It would indeed help if these people actually read the speech. The point about the UK being in the EEA and not the EU, of course, is that "free movement" applies only to workers and the self-employed. And then, if we leave the ECHR (which is easier to do if we are out of the EU), we get to refuse entry to dependents and we can deport asylum seekers.
Policy Review takes to preaching, telling us that we "labour under the misconception that leaving the EU and following the Norway model is a cost-free option".
Yet, we are told, Norway pays in approximately €400 million per annum into the EU budget as a contribution to the EU's social programmes. That isn't actually true – the bulk of the money is actually managed by Norway and is not paid into the budget.

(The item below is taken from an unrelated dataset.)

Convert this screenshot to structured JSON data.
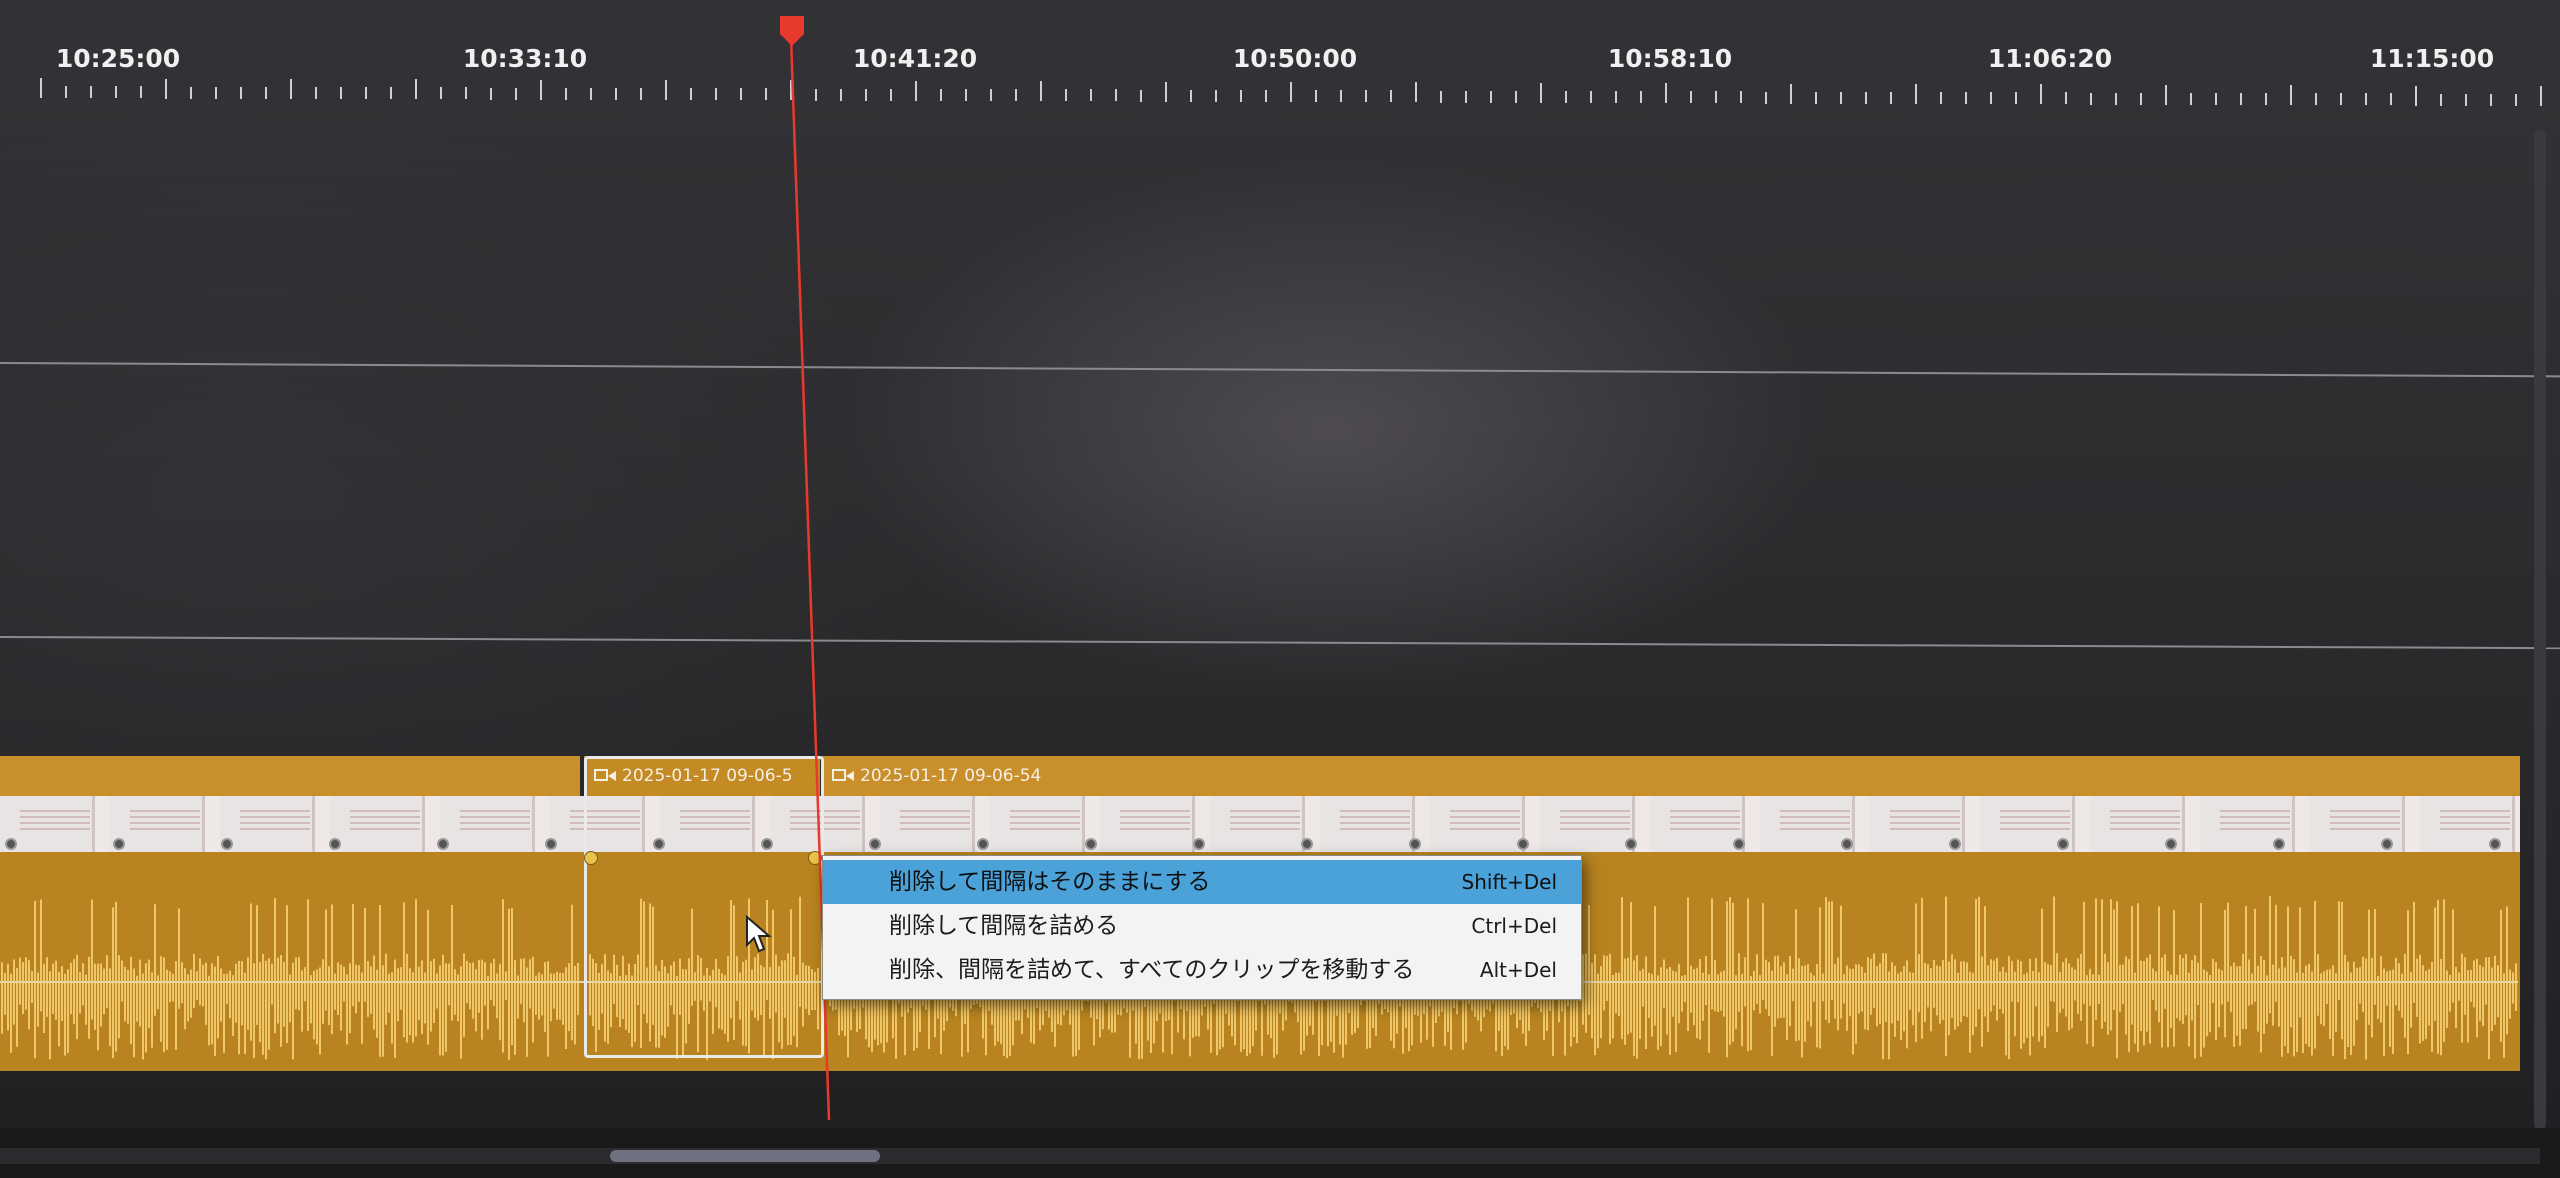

But actually, the sum is closer to €500 million, but whatever the figure, multiplied up to meet either GDP or population, we would pay a lot more than Norway. And this we know, so there really is no point here. But then we slot into the usual drone:
The Norwegians play very little part in formulating the EU’s regulations and directives, no Norwegian staff work in the European Commission, there is no Norwegian Commissioner, there are no Norwegian Members of the European Parliament (MEPs), Norway has no votes in the in the various Council formations, the Norwegian Prime Minister is not invited to the high level meetings of the EU’s political leaders. The country even has to pay the translation costs for the appropriate legislation to be transposed into domestic law.
But then, the UK has eight percent of the vote in the Council and 9.5 percent in the European Parliament, as against Norway which is its own master on organisations such as Codex – and many more – while we have one twenty-eight of one vote.
That leaves Open Europe - and no litany of pomposity is complete without them. Better though to turn to the Guardian which has the famous Rafael Behr tormented by the thought that, "anti-EU forces are battle ready". The fightback, he says, "must start now".
Perhaps Mr Behr should be talking to Mr Damian Green, and then perhaps they can get together to plan a new story about Norway, to replace the one that has been ripped to shreds by Owen Paterson.
Embedded in his concerns, though, was the recognition that Paterson was trying to "tug the Brexit argument away from lurid anti-immigration rhetoric and towards macroeconomics, trade and democracy". Behr thus quotes Paterson saying: "Even people who are broadly in favour of withdrawal are unlikely to commit to the process unless they are assured that all the angles have been covered".
Here, there is a glimmer of intelligence, with Behr noting that this view "reflects study of the Scottish independence referendum and the way Alex Salmond's campaign was harmed by the impression that his white paper setting out the viability of a new state was cobbled together on the back of an envelope".
However, alongside Your Freedom and Ours, we have given up waiting for "the People's Army" to do anything. It "has long ago abandoned any idea of fighting for Brexit".
The silence of the UKIP lambs is a welcome relief, but how much nicer it would be if it was matched by an equal period of silence from the Europhiles and their bleating about the Norway option.
As Witterings from Witney has found, they're silent when you want to hear from them and otherwise dismissive, so the least they could do is come up with some new arguments.
Perhaps, though, we should rely on Pat McFadden, the shadow Europe minister, who said of Owen Paterson's suggestion of invoking Article 50, that is was "equivalent to handing in your resignation notice. It's not a negotiating tactic. It is a notice to quit".
At last, one of them has got the point. First we tell them we are quitting, and then we negotiate an exit settlement. And that is why Mr Paterson proposed it.